Most consolidation orders do not threaten a defendant's substantial rights such that an ordinary appeal becomes inadequate; therefore, mandamus typically does not lie from a trial court's consolidation order. See Van Waters & Rogers, 145 S.W.3d at 211. This case does not present such extraordinary circumstances justifying mandamus relief.
Accordingly, we deny the petition for writ of mandamus.
1. The Honorable Elizabeth Ray, presiding judge of the 165th Judicial District Court of Harris County, Texas.
2. 1001 McKinney Ltd. v. Credit Suisse First Boston Mortgage Capital, 192 S.W.3d 20 (Tex.App.-Houston [14th Dist.] 2005), pet. denied.
3. The mandamus record filed by relators does not include a copy of the entire Loan Agreement. Instead, we have been given a copy of the title page to the Agreement, page 65 (which contains the jury waiver clause in paragraph 6.19), and the parties' signature page.
4. The “GENERAL PARTNER” mentioned in Paragraph 6.19 refers to Developer's General Partner (McKinney Interests, Inc.). CSFB is not identified anywhere on the signature page.
5. Relators rely on four cases from other jurisdictions for the proposition that direct-benefits estoppel has been extended to contractual jury waivers. See Powers v. Lazy Days RV Ctr., Inc., 2006 WL 1890188 (M.D.Fla. July 10, 2006); In re DaimlerChrysler AG Sec. Litig., 2003 WL 22769051 (D.Del. Nov.19, 2003); Leav v. Weitzner, 268 A.D. 466, 51 N.Y.S.2d 775 (N.Y.App.Div.1944); Okura & Co. (America), Inc. v. Careau Group, 783 F.Supp. 482 (C.D.Cal.1991). We are not persuaded by these authorities.The Powers court had already concluded that the plaintiff had no right to a jury trial on its claims, and its resolution did not turn upon the application of equitable estoppel. See Powers, 2006 WL 1890188, at *2. Likewise, the Delaware federal court had already found the jury waiver enforceable on other grounds besides estoppel. See DaimlerChrysler, 2003 WL 22769051, at *2-3. Moreover, the court applied the “substantially interdependent and concerted misconduct” theory of equitable estoppel, which has been rejected by the Texas Supreme Court. See In re Merrill Lynch Trust Co., 235 S.W.3d 185, 191 (Tex.2007) (orig.proceeding). In Leav, the New York court concluded that the broadly-worded waiver provision applied to the plaintiff's complaints, and its apparent (although not express) application of estoppel would be dicta. See Leav, 51 N.Y.S.2d at 777-78. Finally, the Central District of California neither mentioned nor applied equitable estoppel, concluding instead that the parties had entered into a knowing, intentional, and voluntary waiver. See Okura & Co., 783 F.Supp. at 489-91.
6. See also Wells Fargo, 115 S.W.3d at 607 (“Texas allows parties to contractually waive the right to a jury trial by enforcing arbitration agreements.”).
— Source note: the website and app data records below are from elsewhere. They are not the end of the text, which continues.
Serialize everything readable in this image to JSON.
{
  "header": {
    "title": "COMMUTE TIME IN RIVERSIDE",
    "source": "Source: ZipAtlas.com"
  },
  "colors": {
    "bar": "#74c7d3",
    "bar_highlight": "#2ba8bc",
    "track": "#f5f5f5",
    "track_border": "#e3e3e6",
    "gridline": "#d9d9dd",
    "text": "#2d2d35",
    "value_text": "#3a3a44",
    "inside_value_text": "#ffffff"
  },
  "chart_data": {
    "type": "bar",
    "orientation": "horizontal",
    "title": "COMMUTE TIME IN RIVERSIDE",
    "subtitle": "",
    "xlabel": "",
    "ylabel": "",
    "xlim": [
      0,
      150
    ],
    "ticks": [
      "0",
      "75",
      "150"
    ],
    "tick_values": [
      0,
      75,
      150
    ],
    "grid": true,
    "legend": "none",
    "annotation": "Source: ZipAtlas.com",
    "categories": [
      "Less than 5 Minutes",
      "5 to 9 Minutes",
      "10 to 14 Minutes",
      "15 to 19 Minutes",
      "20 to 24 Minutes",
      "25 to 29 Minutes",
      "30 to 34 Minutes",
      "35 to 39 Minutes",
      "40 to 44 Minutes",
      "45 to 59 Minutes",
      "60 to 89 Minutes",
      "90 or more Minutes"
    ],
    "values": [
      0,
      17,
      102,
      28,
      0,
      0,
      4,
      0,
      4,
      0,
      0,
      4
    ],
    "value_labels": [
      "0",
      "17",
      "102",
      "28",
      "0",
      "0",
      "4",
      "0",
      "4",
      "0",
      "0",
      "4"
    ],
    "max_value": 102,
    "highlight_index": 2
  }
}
7. Although the relationship between the relators (described only as “affiliates”) is unclear, CSFB is alleged to originate real estate development loans in which Mortgage Capital acts as the funding entity.
ADELE HEDGES, Chief Justice.